▶ _GIVEN RECORDS_:
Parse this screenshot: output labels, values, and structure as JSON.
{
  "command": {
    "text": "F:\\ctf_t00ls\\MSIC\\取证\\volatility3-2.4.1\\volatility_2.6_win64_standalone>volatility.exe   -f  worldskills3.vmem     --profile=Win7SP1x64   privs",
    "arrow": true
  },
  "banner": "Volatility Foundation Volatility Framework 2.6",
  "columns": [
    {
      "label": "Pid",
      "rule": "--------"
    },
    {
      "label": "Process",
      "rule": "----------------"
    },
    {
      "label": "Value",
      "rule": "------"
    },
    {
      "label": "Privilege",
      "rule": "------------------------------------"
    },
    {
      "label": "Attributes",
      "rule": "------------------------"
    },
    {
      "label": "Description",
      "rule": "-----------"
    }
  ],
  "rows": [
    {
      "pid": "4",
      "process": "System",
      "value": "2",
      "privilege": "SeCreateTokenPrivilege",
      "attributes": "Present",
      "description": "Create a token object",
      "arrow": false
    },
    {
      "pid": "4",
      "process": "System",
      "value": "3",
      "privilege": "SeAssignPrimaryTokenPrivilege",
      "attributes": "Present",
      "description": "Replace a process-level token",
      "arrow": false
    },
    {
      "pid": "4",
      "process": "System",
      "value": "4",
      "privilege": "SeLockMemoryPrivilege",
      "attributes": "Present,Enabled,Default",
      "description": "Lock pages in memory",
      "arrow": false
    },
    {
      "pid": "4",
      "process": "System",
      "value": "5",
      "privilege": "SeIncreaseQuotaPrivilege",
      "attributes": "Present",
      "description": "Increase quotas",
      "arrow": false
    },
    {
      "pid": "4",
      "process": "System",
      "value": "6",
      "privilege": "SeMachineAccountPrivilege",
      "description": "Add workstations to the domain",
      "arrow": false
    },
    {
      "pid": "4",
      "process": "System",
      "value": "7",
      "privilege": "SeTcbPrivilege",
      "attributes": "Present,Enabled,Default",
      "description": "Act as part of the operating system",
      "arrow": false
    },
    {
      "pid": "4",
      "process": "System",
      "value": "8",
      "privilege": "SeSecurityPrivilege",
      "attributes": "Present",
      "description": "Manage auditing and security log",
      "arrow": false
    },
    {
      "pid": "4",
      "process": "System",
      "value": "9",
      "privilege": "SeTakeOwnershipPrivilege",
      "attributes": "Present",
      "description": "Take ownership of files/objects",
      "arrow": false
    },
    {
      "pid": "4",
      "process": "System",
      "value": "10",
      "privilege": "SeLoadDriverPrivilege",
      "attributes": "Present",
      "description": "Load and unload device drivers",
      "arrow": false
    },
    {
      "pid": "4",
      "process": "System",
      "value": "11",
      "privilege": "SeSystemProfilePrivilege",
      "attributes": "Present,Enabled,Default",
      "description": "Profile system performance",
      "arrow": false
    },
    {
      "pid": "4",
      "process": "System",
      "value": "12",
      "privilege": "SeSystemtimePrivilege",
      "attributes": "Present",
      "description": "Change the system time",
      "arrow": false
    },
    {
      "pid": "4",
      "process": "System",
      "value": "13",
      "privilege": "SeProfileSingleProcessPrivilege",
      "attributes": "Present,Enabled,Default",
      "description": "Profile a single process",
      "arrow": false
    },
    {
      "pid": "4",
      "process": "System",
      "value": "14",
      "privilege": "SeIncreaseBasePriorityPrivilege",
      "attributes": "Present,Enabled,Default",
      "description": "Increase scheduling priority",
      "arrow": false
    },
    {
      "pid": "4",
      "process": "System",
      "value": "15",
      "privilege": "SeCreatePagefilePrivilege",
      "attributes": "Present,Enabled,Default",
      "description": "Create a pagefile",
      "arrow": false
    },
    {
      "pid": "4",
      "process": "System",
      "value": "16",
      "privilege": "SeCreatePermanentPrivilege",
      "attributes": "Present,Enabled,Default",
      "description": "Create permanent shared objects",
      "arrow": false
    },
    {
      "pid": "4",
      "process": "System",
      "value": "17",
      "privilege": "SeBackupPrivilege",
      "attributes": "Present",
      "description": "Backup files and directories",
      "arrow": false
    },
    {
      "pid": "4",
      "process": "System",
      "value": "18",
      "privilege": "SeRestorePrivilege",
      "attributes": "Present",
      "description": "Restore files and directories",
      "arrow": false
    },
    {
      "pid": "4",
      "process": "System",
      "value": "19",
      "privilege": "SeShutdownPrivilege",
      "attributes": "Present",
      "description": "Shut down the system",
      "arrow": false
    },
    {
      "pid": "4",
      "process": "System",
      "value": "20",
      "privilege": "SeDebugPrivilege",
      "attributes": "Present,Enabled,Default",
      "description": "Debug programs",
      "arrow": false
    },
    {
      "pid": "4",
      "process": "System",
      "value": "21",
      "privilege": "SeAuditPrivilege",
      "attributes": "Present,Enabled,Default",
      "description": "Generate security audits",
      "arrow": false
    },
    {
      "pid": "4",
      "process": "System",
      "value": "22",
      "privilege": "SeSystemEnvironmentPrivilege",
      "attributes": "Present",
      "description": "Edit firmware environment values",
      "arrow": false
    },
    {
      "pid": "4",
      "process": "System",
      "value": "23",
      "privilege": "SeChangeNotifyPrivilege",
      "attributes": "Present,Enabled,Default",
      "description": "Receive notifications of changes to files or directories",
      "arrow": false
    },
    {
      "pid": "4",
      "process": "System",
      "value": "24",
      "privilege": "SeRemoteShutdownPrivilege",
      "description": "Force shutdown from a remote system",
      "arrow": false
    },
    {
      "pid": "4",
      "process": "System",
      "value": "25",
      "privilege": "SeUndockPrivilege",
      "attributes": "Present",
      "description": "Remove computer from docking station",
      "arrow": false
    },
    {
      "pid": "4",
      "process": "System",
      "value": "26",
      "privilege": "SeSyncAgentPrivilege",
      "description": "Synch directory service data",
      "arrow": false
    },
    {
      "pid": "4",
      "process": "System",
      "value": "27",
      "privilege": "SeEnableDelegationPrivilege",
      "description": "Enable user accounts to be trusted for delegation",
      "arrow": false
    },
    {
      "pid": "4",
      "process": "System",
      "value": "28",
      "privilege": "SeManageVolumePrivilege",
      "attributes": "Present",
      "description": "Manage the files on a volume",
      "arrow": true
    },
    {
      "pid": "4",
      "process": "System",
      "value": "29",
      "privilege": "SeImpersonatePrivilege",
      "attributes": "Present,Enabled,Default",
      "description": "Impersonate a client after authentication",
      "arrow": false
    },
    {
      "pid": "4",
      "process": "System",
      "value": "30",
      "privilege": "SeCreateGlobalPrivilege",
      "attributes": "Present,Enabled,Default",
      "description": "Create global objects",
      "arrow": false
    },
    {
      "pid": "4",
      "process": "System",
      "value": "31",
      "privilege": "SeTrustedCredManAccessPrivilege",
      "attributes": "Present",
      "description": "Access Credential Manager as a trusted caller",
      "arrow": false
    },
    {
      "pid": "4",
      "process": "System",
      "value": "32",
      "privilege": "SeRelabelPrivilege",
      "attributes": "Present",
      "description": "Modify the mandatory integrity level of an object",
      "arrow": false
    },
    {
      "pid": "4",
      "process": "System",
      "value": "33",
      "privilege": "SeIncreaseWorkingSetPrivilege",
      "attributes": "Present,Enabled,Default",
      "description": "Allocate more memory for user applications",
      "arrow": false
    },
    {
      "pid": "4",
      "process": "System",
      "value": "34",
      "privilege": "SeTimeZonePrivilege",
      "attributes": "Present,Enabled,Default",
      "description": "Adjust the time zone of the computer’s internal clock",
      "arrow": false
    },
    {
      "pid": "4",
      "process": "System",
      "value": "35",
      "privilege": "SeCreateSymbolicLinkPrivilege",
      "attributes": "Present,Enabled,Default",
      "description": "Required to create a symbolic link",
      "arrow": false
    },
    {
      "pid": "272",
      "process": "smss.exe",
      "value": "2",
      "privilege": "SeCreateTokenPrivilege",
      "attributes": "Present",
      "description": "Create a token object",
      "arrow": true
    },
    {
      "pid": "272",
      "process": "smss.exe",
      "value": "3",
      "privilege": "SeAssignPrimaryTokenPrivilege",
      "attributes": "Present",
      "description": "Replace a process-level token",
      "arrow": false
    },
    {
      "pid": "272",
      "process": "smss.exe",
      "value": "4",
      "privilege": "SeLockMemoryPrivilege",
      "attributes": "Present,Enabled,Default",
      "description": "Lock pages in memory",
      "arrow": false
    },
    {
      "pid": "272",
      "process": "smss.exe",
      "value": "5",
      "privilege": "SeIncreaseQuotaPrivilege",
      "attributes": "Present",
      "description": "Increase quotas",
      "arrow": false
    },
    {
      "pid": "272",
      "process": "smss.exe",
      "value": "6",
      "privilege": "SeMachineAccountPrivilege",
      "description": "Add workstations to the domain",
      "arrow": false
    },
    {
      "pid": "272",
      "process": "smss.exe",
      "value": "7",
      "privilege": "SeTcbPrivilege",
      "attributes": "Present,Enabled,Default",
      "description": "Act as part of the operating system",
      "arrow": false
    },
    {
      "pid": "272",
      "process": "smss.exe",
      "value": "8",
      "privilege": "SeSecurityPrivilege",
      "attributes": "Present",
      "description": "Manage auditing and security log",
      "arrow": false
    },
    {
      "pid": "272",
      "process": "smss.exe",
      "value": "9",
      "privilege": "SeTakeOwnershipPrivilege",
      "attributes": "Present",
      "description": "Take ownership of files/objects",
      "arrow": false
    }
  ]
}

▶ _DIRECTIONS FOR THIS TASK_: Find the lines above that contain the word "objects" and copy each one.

▶ _SOLUTION FOR THIS TASK_:
      "description": "Take ownership of files/objects",
      "description": "Create permanent shared objects",
      "description": "Create global objects",
      "description": "Take ownership of files/objects",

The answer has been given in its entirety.